### Website and app data records

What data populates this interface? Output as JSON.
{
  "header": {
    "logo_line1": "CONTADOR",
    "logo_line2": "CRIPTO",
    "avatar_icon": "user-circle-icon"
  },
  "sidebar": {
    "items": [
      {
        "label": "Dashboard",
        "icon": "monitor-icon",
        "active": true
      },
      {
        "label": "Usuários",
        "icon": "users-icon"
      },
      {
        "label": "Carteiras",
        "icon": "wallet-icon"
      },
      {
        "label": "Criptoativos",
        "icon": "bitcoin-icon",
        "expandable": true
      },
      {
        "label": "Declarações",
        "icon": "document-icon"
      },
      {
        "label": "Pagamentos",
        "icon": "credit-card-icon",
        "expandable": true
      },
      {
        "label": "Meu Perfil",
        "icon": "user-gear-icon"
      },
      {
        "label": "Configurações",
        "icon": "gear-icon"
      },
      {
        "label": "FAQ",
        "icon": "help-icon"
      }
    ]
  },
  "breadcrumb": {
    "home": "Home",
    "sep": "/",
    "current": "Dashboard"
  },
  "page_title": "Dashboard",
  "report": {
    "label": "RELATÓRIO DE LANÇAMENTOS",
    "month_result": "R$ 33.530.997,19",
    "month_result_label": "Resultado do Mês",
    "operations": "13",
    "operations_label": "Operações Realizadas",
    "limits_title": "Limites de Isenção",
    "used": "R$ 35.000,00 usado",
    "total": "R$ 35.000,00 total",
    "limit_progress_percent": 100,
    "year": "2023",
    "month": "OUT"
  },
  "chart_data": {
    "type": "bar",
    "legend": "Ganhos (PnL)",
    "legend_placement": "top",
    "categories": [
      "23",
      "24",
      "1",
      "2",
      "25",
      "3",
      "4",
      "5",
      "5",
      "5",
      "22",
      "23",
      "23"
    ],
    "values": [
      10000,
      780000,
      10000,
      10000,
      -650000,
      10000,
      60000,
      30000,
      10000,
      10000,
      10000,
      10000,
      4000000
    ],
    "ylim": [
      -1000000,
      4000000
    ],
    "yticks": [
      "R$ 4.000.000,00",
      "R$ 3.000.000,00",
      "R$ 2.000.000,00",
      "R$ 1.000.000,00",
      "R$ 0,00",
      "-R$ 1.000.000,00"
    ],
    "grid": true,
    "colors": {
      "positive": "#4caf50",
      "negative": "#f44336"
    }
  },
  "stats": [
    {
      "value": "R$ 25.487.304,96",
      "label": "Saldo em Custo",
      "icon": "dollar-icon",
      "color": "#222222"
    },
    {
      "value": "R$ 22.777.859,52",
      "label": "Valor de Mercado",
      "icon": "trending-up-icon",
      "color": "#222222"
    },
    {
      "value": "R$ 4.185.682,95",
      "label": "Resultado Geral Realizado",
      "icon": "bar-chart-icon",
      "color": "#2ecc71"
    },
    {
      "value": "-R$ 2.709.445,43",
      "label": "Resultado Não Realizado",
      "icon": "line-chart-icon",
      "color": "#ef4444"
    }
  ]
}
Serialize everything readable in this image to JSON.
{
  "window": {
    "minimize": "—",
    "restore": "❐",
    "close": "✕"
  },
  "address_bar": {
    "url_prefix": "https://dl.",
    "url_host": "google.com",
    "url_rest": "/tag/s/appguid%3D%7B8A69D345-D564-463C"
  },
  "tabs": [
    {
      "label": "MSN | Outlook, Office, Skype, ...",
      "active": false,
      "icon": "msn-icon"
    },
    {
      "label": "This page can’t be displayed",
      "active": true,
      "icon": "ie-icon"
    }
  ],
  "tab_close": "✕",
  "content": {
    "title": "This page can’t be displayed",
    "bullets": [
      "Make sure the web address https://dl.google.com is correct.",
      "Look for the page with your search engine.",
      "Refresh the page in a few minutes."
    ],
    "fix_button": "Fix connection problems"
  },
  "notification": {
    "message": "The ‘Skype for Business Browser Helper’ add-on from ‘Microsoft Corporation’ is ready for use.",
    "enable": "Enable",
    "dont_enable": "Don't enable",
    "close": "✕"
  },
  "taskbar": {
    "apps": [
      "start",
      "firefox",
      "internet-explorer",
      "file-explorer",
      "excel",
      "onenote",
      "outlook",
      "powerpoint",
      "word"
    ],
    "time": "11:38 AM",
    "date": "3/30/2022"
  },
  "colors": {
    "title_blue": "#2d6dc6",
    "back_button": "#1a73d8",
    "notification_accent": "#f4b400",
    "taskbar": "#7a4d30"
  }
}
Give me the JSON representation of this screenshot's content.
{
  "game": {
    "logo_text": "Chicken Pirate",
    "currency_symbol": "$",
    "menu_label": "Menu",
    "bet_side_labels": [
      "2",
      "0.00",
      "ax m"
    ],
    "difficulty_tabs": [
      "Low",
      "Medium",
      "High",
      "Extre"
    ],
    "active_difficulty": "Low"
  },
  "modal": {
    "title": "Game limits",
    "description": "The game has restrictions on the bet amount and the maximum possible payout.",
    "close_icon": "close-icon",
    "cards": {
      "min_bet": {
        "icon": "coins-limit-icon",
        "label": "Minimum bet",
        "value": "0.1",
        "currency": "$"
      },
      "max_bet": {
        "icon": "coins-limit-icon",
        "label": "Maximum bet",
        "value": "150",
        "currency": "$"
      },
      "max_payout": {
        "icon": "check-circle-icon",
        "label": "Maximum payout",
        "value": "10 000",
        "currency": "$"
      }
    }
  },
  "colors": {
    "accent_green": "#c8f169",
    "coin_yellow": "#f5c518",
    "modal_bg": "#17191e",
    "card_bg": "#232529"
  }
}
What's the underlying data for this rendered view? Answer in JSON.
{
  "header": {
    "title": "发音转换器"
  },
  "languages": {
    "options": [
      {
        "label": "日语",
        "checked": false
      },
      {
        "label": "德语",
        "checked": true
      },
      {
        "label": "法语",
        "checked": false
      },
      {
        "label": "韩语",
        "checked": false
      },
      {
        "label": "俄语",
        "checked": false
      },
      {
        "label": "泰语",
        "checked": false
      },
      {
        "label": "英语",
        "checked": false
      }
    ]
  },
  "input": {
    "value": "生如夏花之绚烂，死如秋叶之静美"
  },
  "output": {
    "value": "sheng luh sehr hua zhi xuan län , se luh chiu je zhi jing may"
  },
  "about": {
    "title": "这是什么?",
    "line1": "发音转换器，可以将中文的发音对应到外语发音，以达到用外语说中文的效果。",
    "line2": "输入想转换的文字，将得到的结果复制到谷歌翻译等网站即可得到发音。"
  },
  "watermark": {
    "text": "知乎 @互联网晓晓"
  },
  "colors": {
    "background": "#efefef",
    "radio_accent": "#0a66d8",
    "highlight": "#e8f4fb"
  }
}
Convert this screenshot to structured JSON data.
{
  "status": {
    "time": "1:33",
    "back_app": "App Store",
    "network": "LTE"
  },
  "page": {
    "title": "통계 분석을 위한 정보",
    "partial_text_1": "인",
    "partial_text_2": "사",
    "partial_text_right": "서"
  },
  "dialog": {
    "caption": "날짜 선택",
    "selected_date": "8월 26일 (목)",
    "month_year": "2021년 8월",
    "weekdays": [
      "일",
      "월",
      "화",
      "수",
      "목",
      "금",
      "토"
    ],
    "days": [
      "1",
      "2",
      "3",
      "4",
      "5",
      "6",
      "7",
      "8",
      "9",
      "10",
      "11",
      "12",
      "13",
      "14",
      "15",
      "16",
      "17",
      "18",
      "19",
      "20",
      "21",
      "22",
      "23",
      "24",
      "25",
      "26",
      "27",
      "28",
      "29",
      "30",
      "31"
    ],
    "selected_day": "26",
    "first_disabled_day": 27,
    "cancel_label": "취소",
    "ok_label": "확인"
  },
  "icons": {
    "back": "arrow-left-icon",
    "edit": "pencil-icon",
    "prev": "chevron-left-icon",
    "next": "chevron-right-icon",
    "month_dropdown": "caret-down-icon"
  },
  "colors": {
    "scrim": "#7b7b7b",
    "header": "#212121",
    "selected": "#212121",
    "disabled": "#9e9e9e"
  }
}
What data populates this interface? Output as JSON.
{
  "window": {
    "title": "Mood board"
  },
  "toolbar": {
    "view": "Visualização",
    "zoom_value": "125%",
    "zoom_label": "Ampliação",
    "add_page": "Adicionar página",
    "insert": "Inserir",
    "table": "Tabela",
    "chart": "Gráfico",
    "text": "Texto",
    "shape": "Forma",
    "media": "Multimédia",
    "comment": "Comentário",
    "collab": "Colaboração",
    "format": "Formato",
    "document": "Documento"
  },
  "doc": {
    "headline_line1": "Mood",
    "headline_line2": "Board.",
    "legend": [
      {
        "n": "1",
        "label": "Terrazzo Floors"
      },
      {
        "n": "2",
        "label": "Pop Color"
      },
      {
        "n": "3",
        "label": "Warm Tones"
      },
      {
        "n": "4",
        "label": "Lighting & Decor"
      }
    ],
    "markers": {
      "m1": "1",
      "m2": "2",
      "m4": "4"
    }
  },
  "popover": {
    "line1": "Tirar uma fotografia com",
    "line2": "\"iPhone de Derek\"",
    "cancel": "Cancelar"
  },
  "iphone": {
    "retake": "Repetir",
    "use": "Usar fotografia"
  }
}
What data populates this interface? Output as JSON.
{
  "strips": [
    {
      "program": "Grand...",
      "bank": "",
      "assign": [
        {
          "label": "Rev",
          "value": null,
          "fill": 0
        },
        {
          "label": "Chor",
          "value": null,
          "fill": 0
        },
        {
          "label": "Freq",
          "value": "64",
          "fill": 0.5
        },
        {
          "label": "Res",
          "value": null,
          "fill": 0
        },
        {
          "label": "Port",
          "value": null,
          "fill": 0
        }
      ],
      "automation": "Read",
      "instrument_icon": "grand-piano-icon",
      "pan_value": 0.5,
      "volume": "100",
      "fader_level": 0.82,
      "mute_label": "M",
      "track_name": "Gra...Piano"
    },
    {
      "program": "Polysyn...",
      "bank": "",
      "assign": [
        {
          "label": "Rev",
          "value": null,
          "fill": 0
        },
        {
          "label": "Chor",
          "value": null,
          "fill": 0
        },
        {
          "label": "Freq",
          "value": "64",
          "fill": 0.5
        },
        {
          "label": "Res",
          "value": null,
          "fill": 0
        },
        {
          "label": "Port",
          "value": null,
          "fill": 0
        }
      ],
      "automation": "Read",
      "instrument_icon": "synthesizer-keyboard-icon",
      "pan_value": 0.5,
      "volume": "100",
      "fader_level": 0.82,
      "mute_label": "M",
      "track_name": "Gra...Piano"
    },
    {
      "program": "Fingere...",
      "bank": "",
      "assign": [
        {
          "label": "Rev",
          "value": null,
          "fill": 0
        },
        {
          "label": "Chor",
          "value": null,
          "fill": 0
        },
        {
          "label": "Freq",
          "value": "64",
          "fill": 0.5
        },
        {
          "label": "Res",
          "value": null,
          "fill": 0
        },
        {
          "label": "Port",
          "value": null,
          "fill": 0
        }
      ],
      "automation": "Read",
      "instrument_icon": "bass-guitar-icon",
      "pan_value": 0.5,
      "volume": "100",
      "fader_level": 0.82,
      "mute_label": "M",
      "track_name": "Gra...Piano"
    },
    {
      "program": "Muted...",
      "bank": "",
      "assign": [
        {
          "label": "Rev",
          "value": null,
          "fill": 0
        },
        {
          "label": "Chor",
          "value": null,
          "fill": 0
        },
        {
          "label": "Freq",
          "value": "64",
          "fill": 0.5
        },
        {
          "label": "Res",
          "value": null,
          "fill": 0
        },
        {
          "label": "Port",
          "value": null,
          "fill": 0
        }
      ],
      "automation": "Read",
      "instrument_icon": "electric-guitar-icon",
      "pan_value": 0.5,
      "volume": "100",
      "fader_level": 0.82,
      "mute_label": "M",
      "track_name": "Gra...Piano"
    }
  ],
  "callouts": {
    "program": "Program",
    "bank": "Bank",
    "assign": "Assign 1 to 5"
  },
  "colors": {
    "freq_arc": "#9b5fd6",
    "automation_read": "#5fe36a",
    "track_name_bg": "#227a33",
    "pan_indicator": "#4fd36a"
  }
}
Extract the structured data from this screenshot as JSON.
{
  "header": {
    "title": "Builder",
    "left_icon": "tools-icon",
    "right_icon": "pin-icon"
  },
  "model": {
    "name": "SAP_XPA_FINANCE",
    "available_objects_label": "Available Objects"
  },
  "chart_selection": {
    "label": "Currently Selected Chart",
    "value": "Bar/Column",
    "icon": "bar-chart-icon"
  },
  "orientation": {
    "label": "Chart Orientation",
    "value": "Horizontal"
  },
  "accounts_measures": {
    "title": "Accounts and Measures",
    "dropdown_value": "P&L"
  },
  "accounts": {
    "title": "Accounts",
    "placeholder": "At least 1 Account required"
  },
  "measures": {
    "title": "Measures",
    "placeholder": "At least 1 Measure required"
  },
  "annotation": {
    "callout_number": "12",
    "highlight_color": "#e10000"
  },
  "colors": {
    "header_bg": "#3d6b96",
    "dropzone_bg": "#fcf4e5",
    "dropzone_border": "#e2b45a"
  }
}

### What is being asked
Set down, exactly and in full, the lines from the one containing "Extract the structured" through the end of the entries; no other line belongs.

### Exercise output
Extract the structured data from this screenshot as JSON.
{
  "header": {
    "title": "Builder",
    "left_icon": "tools-icon",
    "right_icon": "pin-icon"
  },
  "model": {
    "name": "SAP_XPA_FINANCE",
    "available_objects_label": "Available Objects"
  },
  "chart_selection": {
    "label": "Currently Selected Chart",
    "value": "Bar/Column",
    "icon": "bar-chart-icon"
  },
  "orientation": {
    "label": "Chart Orientation",
    "value": "Horizontal"
  },
  "accounts_measures": {
    "title": "Accounts and Measures",
    "dropdown_value": "P&L"
  },
  "accounts": {
    "title": "Accounts",
    "placeholder": "At least 1 Account required"
  },
  "measures": {
    "title": "Measures",
    "placeholder": "At least 1 Measure required"
  },
  "annotation": {
    "callout_number": "12",
    "highlight_color": "#e10000"
  },
  "colors": {
    "header_bg": "#3d6b96",
    "dropzone_bg": "#fcf4e5",
    "dropzone_border": "#e2b45a"
  }
}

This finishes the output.